Now the good news: The new tax law retains some important charitable-giving strategies and offers potential to encourage taxpayers to continue—or even increase—their giving.
First, Americans who are 70 1/2 or older can continue to make charitable contributions directly from their individual retirement accounts without incurring taxes. Once an IRA holder reaches age 70 1/2, required minimum distributions take effect. If an individual is financially secure, they may choose to make a direct transfer to a charity of their choice, fulfilling the requirement to take a distribution without adding the disbursement to their adjusted gross income. The amount transferred should be at least equivalent to the required minimum distribution, but no more than the cap of $100,000 per year.
Second, the deductibility of charitable gifts has increased this year, from 50 percent of adjusted gross income to 60 percent. For those who are able to make larger gifts, there is potential to see a greater tax benefit and an incentive to increase charitable contributions.
Finally, the new law has been touted as offering potential for more tax savings given the higher standard deduction. Time will tell if savings come to fruition. If they do, it’s possible that some taxpayers will share their good fortune and continue—or even grow—their support for favorite causes.
Coping with the bad: For many, one tax season is much like any other, and taxes are filed using the same approach year after year. In light of the new tax law, this may be the year that taxpayers take a fresh look at how they handle their taxes as well as their charitable giving.
For many earners who make small to moderate charitable contributions, the tax benefit associated with itemizing deductions likely will fall away. If donating has been a financial sacrifice and only tolerated knowing that a tax benefit is forthcoming, then donors may think twice about what they can afford to do now. It might be possible to continue supporting worthy causes by adopting strategies that require careful planning, such as alternating tax filing methods or “bunching” contributions.

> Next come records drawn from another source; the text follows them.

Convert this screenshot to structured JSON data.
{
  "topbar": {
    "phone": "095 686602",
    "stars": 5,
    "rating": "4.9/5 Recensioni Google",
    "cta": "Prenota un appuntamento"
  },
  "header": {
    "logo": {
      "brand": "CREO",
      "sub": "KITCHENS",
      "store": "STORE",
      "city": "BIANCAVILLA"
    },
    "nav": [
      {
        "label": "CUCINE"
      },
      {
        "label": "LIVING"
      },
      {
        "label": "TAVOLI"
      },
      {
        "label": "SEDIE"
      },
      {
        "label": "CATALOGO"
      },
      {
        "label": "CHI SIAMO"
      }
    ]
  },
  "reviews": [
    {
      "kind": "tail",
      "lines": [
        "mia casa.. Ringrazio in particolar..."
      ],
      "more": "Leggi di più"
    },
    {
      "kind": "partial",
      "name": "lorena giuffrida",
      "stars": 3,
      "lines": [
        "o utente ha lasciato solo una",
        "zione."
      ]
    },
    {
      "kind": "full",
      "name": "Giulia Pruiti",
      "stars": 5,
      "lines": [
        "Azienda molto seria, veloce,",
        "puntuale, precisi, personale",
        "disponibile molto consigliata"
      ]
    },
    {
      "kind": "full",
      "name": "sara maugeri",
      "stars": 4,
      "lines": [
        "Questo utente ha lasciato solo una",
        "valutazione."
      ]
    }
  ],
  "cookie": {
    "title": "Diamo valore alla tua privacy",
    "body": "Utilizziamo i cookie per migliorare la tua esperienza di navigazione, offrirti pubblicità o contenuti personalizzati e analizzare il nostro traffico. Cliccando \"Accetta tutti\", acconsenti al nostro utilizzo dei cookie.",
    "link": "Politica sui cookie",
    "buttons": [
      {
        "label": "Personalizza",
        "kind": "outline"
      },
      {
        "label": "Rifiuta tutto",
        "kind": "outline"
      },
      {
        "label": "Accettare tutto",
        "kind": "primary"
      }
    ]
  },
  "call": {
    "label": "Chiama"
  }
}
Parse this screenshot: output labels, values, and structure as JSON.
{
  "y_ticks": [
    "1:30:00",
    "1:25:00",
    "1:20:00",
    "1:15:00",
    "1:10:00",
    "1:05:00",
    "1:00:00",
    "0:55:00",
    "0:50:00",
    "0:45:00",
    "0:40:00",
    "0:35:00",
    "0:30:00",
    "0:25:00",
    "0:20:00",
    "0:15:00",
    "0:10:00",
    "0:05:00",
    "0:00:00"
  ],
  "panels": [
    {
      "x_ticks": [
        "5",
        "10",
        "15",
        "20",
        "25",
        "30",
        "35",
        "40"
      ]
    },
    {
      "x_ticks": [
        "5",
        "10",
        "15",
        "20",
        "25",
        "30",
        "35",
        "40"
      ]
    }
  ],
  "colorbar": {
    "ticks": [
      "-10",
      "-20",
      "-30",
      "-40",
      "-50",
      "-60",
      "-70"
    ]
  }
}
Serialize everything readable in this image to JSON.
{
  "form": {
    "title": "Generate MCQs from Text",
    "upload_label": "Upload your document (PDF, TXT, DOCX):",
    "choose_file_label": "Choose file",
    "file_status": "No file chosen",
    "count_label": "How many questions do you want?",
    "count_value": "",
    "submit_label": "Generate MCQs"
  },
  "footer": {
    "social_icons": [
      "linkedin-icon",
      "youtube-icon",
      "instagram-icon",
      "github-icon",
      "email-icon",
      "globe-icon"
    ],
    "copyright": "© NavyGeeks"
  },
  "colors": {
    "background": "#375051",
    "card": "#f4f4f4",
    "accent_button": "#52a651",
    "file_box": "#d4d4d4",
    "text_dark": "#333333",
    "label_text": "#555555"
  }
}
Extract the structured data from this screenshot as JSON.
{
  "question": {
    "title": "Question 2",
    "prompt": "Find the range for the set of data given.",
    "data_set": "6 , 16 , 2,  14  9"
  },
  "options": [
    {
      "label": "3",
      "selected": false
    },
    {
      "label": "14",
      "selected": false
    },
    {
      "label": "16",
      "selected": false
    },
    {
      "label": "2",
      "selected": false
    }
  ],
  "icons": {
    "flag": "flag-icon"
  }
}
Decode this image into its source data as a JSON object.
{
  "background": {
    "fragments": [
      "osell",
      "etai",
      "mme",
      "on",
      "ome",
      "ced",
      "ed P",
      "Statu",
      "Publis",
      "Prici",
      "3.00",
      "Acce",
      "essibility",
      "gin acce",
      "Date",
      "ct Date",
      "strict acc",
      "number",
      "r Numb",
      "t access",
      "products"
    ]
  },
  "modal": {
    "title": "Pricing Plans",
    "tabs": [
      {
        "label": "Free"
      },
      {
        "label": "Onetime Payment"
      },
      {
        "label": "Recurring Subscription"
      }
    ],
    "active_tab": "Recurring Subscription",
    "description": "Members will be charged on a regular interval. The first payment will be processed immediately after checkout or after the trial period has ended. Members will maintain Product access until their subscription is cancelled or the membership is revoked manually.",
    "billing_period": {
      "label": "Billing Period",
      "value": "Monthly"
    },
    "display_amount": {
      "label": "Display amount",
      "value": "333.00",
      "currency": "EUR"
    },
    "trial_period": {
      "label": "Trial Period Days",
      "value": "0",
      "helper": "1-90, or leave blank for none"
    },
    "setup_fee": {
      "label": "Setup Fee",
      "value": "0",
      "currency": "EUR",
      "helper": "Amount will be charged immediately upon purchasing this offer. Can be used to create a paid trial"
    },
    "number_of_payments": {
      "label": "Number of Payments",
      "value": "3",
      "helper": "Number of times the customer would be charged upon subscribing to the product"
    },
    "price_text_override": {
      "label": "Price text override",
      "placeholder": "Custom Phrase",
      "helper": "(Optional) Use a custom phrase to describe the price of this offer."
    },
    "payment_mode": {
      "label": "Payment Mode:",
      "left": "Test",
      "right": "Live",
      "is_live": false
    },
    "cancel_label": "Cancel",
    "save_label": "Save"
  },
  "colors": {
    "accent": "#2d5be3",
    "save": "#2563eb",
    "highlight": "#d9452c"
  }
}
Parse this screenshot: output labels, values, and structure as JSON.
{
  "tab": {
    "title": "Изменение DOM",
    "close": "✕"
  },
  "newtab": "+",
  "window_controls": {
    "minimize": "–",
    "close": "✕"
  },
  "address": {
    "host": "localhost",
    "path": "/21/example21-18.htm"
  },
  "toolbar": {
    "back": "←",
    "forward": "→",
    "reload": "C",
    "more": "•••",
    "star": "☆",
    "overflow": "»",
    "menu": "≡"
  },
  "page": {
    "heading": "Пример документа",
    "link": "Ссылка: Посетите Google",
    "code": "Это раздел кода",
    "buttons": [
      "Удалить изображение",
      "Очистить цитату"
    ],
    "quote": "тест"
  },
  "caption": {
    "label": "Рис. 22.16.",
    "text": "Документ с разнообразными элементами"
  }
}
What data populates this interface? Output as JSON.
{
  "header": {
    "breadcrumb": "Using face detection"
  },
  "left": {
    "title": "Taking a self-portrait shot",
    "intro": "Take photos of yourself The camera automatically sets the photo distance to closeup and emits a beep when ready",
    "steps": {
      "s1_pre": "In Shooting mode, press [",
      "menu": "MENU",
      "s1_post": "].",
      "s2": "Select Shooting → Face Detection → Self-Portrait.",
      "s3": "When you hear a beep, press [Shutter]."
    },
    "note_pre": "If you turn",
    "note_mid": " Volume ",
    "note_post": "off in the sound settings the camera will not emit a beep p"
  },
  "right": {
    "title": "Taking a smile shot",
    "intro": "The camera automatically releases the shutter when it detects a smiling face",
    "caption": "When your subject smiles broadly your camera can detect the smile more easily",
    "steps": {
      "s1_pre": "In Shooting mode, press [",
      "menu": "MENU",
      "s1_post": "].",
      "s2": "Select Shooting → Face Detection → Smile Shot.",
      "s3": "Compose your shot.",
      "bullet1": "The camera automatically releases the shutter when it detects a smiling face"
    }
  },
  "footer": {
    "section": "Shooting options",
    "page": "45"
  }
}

In alternating tax filing methods, taxpayers would itemize deductions one year, take the standard deduction the next and continue alternating. In the years in which a taxpayer itemizes, they would make significant charitable contributions—two years’ worth of their normal giving, or enough to exceed the standard deduction for a bigger tax break. If cash flow is an issue, donations could be spaced far apart, made early in January and again late in December of the same year. The next year, giving would be suspended to allow those funds to replenish.
Another strategy to consider is bunching— also known as stacking or lumping. With this approach, taxpayers may donate several years’ worth of funds at once to enjoy the immediate tax benefit. Contributions could be made directly to charities of choice, but a drawback is that the beneficiary would receive a large gift at once rather than at regular intervals for predictable funding.
An increasingly popular vehicle for taxpayers using bunching is placing assets in donor-advised funds. Donors make an irrevocable gift to a fund and receive an immediate tax benefit, although the proceeds can be directed to selected charities later. A disadvantage is that donors relinquish control of their assets, as the fund ultimately decides where the money goes.
Leaving off with the ugly: The ugly aspect of the new tax law is the uncertainty of outcomes. For nonprofits, there is a fear that the higher standard deduction will dissuade some donors if their tax write-off disappears. For taxpayers, it may be necessary to be more selective and strategic about how and how much they give.
Although the new tax law introduces uncertainty, the bottom line with giving is to do so from the heart. Being passionate about a purpose—and being able to make a difference with a financial contribution—can be immensely fulfilling.
Rob Blume is the managing director and senior vice president of wealth management and advisory services at Spokane-based Washington Trust Bank. He can be reached at firstname.lastname@example.org.